We never thought how we would manage in the aftermath if the war ended sooner with the defeat of one of the combatants and the victor walking away from the battleground dropping the post-war mess in our lap and the flow of dollars drying up. That is, we had no Plan B or Plan C to meet any such eventuality. And that is why the country went into a spin in the decade following the end of the war. The 1990s were a disaster politically, economically and strategically. It was a lost decade for Pakistan.
And now we seem to be repeating the same blunder as the second Afghan War is in its 19th year. We have no Plans B or C to meet the anticipated eventualities: the war continuing for another decade or so; a peace accord with the Taliban and current Kabul government sharing power; no peace accord but the Afghan Taliban chasing US troops out of the country like the Vietcong did in Vietnam in mid-1970s; and perhaps many more post-occupation scenarios.
To be candid, it is never a good policy to position a country like Pakistan on the wrong side of the US. This we did in the 1990s, soon after the end of the Cold War and earned the Americans’ wrath that lingered until 9/11. But today it would be even more disastrous for us to try to become America’s most “allied ally” of the Cold War days again. We are certainly not welcome in the US. In fact, we stand friendless in Washington.
Meanwhile, clear signs are emerging on the global front pigeon-holing the US as a receding power and tagging China as an ascending one. Indeed, China, in the coming decades is expected to take the lead as the world’s largest economy.
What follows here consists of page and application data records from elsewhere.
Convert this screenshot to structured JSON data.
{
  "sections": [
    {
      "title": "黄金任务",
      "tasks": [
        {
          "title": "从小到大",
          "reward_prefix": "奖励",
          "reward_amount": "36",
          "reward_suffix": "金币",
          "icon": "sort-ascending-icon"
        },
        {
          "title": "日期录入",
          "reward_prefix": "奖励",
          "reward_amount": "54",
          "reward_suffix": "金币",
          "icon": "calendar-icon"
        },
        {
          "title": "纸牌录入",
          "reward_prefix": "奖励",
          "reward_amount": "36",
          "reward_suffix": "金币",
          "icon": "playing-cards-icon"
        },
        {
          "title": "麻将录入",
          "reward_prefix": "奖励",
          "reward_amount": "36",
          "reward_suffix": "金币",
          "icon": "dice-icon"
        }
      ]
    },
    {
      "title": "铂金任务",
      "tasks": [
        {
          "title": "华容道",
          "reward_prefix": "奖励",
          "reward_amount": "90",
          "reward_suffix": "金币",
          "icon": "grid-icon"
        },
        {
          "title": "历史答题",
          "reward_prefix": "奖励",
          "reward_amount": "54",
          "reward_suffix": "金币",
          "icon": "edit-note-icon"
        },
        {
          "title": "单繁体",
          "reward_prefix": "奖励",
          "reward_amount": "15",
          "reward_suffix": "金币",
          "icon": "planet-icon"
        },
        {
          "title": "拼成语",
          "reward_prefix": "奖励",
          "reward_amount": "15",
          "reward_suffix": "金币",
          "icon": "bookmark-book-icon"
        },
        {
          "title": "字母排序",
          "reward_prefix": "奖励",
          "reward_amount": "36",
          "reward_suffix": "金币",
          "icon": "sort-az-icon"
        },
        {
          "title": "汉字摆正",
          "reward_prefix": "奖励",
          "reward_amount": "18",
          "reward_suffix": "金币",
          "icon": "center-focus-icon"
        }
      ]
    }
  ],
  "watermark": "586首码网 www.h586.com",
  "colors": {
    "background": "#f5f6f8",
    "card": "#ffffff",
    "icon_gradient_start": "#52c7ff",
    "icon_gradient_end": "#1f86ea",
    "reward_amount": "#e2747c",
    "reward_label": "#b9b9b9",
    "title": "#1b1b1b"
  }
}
Together with Russia, China would soon be challenging America’s hegemonic position.
We are already well entrenched on the right side of China. And to be able to position ourselves in the right region when the anticipated tug of war for global hegemony begins with the US on one side and China-Russia on the other, we need to quickly mend our fences with Russia.
Therefore, Islamabad’s decision the other day to sign a deal with Moscow to settle a 39-year-old exporters’ claims case is certainly a most welcome development. These claims have remained unsettled since the disintegration of the USSR.
Under the agreement, the Pakistani government will return $93.5 million to Russia within 90 days of the signing and clear the pending exporters’ claims by $23.8 million according to the settlement agreements reached on October 6, 2016 and December 27, 2017.
Following the resolution of this pending dispute all legal hurdles in the way of Moscow investing $8 billion in Pakistan will hopefully be removed. Most of this investment is likely to come in the energy sector and the Pakistan Steel Mills.
We also must keep a close eye on ISIS’ Afghan affiliate, the Islamic State Khorasan (ISK). Presently, ISK faces disadvantages compared with the much larger Taliban, which aligns against it. But what if the two groups allied? Relative autonomy means the death of ISIS leader Al Baghdadi will have little effect, and a Taliban-government peace process could inject new support for ISK, from those who oppose it. For Islamabad, the stakes are likely to be high in case the two join hands. According to an Afghanistan-based US intelligence official in June, ISK represents “the most near-term threat” to US and European homelands. But it could also pose an existential threat to Pakistan as well.
Published in The Express Tribune, November 9th, 2019.